START TASK INPUTS

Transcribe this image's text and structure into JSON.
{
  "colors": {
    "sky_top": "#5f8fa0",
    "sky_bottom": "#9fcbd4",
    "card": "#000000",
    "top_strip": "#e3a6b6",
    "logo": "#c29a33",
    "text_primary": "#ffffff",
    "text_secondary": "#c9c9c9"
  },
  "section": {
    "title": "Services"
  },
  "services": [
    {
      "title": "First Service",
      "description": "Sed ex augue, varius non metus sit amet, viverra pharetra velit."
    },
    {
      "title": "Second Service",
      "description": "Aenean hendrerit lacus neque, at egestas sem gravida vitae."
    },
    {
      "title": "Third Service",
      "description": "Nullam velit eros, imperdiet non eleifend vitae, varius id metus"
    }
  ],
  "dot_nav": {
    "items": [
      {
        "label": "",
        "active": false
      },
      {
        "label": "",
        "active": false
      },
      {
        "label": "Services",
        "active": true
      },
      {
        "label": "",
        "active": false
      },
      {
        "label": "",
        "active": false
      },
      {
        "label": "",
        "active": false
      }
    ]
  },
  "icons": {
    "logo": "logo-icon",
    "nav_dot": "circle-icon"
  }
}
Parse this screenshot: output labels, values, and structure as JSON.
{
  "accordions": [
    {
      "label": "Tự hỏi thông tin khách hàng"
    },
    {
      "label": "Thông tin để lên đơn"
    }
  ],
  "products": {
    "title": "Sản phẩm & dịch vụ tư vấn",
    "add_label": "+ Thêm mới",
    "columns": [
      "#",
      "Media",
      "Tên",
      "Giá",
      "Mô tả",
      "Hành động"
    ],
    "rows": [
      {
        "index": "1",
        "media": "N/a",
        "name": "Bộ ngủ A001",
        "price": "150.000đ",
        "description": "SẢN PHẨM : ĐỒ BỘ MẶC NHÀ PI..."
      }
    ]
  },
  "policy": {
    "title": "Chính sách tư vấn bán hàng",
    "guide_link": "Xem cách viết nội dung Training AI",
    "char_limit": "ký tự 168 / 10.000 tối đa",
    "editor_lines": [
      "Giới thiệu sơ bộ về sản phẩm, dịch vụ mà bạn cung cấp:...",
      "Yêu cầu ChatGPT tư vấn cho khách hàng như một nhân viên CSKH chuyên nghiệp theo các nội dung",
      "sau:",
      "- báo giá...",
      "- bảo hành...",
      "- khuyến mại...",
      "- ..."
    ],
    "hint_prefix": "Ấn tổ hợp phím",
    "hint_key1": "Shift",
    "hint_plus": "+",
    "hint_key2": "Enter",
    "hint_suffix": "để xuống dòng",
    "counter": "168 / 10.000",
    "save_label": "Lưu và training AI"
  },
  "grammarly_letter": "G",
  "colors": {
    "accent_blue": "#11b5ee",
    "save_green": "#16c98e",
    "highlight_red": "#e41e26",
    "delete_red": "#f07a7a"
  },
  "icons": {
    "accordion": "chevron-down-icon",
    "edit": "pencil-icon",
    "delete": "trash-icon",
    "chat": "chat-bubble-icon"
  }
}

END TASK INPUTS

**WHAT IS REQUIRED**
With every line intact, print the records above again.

**RESPONSE**
Transcribe this image's text and structure into JSON.
{
  "colors": {
    "sky_top": "#5f8fa0",
    "sky_bottom": "#9fcbd4",
    "card": "#000000",
    "top_strip": "#e3a6b6",
    "logo": "#c29a33",
    "text_primary": "#ffffff",
    "text_secondary": "#c9c9c9"
  },
  "section": {
    "title": "Services"
  },
  "services": [
    {
      "title": "First Service",
      "description": "Sed ex augue, varius non metus sit amet, viverra pharetra velit."
    },
    {
      "title": "Second Service",
      "description": "Aenean hendrerit lacus neque, at egestas sem gravida vitae."
    },
    {
      "title": "Third Service",
      "description": "Nullam velit eros, imperdiet non eleifend vitae, varius id metus"
    }
  ],
  "dot_nav": {
    "items": [
      {
        "label": "",
        "active": false
      },
      {
        "label": "",
        "active": false
      },
      {
        "label": "Services",
        "active": true
      },
      {
        "label": "",
        "active": false
      },
      {
        "label": "",
        "active": false
      },
      {
        "label": "",
        "active": false
      }
    ]
  },
  "icons": {
    "logo": "logo-icon",
    "nav_dot": "circle-icon"
  }
}
Parse this screenshot: output labels, values, and structure as JSON.
{
  "accordions": [
    {
      "label": "Tự hỏi thông tin khách hàng"
    },
    {
      "label": "Thông tin để lên đơn"
    }
  ],
  "products": {
    "title": "Sản phẩm & dịch vụ tư vấn",
    "add_label": "+ Thêm mới",
    "columns": [
      "#",
      "Media",
      "Tên",
      "Giá",
      "Mô tả",
      "Hành động"
    ],
    "rows": [
      {
        "index": "1",
        "media": "N/a",
        "name": "Bộ ngủ A001",
        "price": "150.000đ",
        "description": "SẢN PHẨM : ĐỒ BỘ MẶC NHÀ PI..."
      }
    ]
  },
  "policy": {
    "title": "Chính sách tư vấn bán hàng",
    "guide_link": "Xem cách viết nội dung Training AI",
    "char_limit": "ký tự 168 / 10.000 tối đa",
    "editor_lines": [
      "Giới thiệu sơ bộ về sản phẩm, dịch vụ mà bạn cung cấp:...",
      "Yêu cầu ChatGPT tư vấn cho khách hàng như một nhân viên CSKH chuyên nghiệp theo các nội dung",
      "sau:",
      "- báo giá...",
      "- bảo hành...",
      "- khuyến mại...",
      "- ..."
    ],
    "hint_prefix": "Ấn tổ hợp phím",
    "hint_key1": "Shift",
    "hint_plus": "+",
    "hint_key2": "Enter",
    "hint_suffix": "để xuống dòng",
    "counter": "168 / 10.000",
    "save_label": "Lưu và training AI"
  },
  "grammarly_letter": "G",
  "colors": {
    "accent_blue": "#11b5ee",
    "save_green": "#16c98e",
    "highlight_red": "#e41e26",
    "delete_red": "#f07a7a"
  },
  "icons": {
    "accordion": "chevron-down-icon",
    "edit": "pencil-icon",
    "delete": "trash-icon",
    "chat": "chat-bubble-icon"
  }
}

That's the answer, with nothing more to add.